IMG_0107My 3rd graders have not been too enthusiastic about writing lately and I decided one fun way to write is to do stop light paragraphs.  I have done this is the past with 3rd graders, who seem to be the age group that get the most Picture 50burned out from writing, and it’s always been a favorite and memorable activity.

In the past I’ve had students use a graphic organizer, but this year I had the students help me with a group message using the chosen animal of rats!  They were just so anxious to get going, I sent them on their way after our group message.

In their journals they wrote in green, orange, and red to symbolize what sentence they were on.  I went around with black pen to help while we conferred.

They were able to then write their final sentences on sentence strips after we had writing conferences.  We had read Animals With Wings and they each had to choose an animal from the book to write about.

They did a really great job and it wasn’t even like pulling teeth to get them to write! 🙂 Hmmm…maybe I’m onto something!

Fractured Fairy Tales For Days!

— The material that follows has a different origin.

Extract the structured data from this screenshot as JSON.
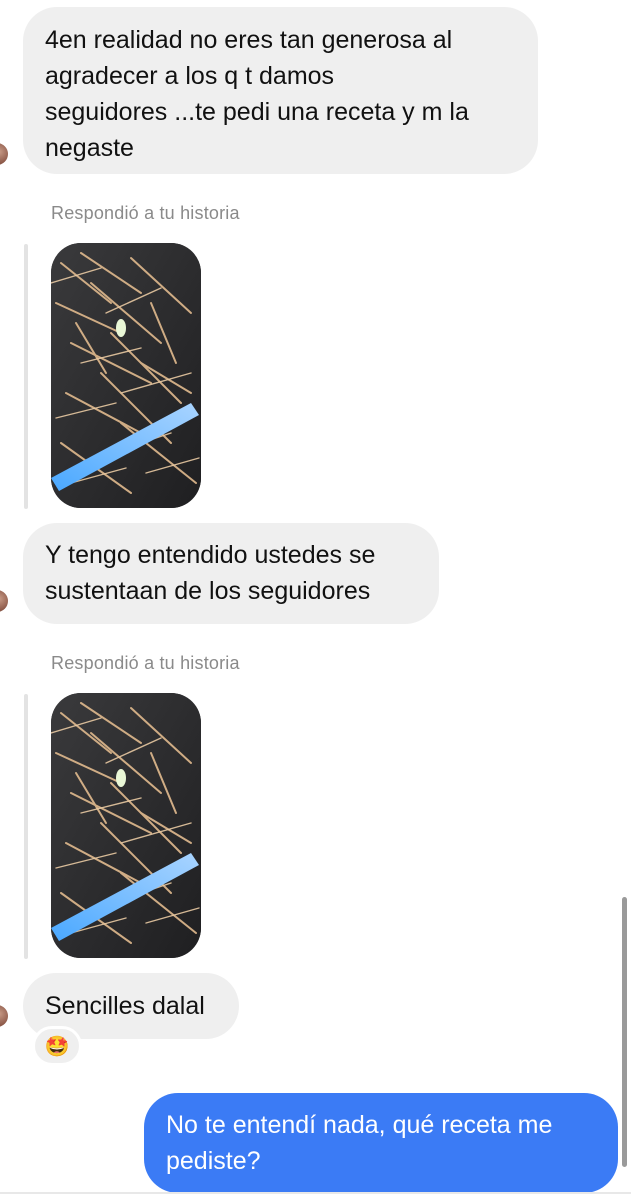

IMG_0419My 4th graders just did a mini genre study on fractured fairy tales (my favorite!)  I read 4 versions of The Three Little Pigs (Three Samurai Cats by Eric Kimmel, A Wolf at the Door by Nick Ward, Wolf’s Coming by Joe Kulka, The Three Ninja Pigs by Corey Rosen Schwartz) and then they had to read their own version. (A Surprise For Big Bad Wolf)

IMG_0420The students were able to go through all of my fractured fairy tales for inspiration and then come up with their own ideas for their own fractured fairy tales.

We got kind of carried away with enjoying reading all the different fairy tales that we didn’t get a chance to spend too much time on the writing, but I can’t be mad at the kids for being so engulfed in good literature.